MIKE SOMMERS: Yeah, I mean, look, you hit the nail on the head, Zack. Jobs in the oil and gas industry actually pay twice as much as the average job in the United States. And many of those jobs are union jobs. And labor unions like NABTU, or LiUNA, or the plumbers and pipefitters actually prefer the jobs that are offered in the oil and gas industry to other jobs, because of the great benefits they pay, and, of course, the jobs paying so much more than other jobs.
And employment is important. Over 10 million American workers are employed by the oil and gas industry. And we're starting to see demand go up in this post-pandemic period. And it's going to continue to rise as Americans get back on the roads for vacations or get back on the road for work. So we're really focused on making sure that we can continue to supply the energy that the world needs through American energy leadership.
AKIKO FUJITA: Having said that, if you look at the infrastructure bill the president's proposed, the climate initiatives in there, it's very clear that the move is away from the oil and gas industry, not necessarily towards it. There's $16 billion that's been set aside in that proposal to help with the transition for those workers that you talked about. Is that enough?
MIKE SOMMERS: Well, what I'd say is that those millions of workers that work in the oil and gas industry, they don't want to transition. They know the benefits and the pay that they get from the American oil and gas industry. And they want to keep those jobs.
So we'll be advocating for those workers on Capitol Hill and within the administration as these debates heat up in the United States Congress. Our focus is on making sure that the United States remains the world energy leader, particularly on oil and gas. And I'll tell you why that's important-- because outside analysts project that 50% of the world's energy will still be from oil and gas in the year 2040.
So the real question is whether they're going to get that oil and gas from the United States as the world energy leader or get it from regimes that are hostile to the United States. Because we know the world is going to continue to demand oil and gas far into the future.

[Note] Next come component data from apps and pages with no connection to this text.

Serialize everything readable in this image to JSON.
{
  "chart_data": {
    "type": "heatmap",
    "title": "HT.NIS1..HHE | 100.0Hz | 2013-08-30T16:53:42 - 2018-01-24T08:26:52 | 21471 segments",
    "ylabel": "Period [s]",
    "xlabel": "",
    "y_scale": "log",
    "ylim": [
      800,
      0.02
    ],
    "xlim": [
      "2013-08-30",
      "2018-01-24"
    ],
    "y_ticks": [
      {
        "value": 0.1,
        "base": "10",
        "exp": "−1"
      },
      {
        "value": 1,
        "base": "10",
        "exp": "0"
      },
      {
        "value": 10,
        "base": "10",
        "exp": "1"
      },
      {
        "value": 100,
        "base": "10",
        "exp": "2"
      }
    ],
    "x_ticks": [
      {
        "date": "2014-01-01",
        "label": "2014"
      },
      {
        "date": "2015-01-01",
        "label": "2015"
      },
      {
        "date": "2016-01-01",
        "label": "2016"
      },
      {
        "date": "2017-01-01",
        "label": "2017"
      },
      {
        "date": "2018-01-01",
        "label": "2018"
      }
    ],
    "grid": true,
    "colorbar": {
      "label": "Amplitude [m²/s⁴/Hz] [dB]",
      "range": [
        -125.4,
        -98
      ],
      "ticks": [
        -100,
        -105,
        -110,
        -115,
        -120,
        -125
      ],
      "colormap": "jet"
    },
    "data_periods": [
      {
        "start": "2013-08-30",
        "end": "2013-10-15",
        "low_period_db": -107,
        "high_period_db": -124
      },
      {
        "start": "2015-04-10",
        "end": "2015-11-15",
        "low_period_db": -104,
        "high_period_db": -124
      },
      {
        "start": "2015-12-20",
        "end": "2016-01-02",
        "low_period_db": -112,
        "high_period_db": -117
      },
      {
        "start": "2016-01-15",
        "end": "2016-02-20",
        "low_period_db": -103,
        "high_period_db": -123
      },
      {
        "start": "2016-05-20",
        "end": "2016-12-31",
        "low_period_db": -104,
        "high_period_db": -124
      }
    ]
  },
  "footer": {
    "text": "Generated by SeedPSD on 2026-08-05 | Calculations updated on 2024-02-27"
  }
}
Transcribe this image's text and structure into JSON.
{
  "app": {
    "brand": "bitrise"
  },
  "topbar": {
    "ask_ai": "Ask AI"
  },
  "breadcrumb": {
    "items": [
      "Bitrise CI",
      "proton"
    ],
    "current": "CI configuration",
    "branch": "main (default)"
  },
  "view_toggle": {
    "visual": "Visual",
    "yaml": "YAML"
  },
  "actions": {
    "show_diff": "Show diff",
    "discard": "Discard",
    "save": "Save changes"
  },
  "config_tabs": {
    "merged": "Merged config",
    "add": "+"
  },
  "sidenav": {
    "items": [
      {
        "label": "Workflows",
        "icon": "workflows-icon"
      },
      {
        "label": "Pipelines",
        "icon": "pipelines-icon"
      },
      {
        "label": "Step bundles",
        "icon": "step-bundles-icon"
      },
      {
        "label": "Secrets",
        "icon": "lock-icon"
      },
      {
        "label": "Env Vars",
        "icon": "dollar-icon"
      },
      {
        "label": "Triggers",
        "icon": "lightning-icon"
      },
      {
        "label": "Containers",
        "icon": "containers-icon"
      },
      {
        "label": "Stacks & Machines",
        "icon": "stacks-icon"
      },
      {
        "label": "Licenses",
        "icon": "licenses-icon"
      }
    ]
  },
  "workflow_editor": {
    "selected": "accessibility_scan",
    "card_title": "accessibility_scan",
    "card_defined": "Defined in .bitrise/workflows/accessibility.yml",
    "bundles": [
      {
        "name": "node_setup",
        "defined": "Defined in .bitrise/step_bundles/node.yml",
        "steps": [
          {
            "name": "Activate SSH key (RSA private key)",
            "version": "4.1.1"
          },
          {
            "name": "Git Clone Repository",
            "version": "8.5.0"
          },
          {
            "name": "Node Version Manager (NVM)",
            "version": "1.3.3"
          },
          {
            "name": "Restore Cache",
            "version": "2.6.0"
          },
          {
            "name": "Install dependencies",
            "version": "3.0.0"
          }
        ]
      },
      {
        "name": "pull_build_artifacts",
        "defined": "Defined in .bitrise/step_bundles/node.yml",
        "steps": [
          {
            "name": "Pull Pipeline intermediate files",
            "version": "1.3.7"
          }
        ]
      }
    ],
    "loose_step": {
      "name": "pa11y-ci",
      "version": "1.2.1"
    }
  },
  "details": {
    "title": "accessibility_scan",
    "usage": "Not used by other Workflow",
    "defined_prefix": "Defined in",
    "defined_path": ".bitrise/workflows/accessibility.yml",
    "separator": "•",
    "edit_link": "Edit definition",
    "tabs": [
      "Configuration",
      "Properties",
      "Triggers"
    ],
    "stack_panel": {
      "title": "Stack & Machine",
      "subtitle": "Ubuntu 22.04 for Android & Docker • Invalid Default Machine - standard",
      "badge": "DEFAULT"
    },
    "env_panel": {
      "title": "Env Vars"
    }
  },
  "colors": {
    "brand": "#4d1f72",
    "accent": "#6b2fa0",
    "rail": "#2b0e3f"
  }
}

AKIKO FUJITA: Mike Sommers, good to talk to you today-- really interesting to get this perspective-- the American Petroleum Institute CEO.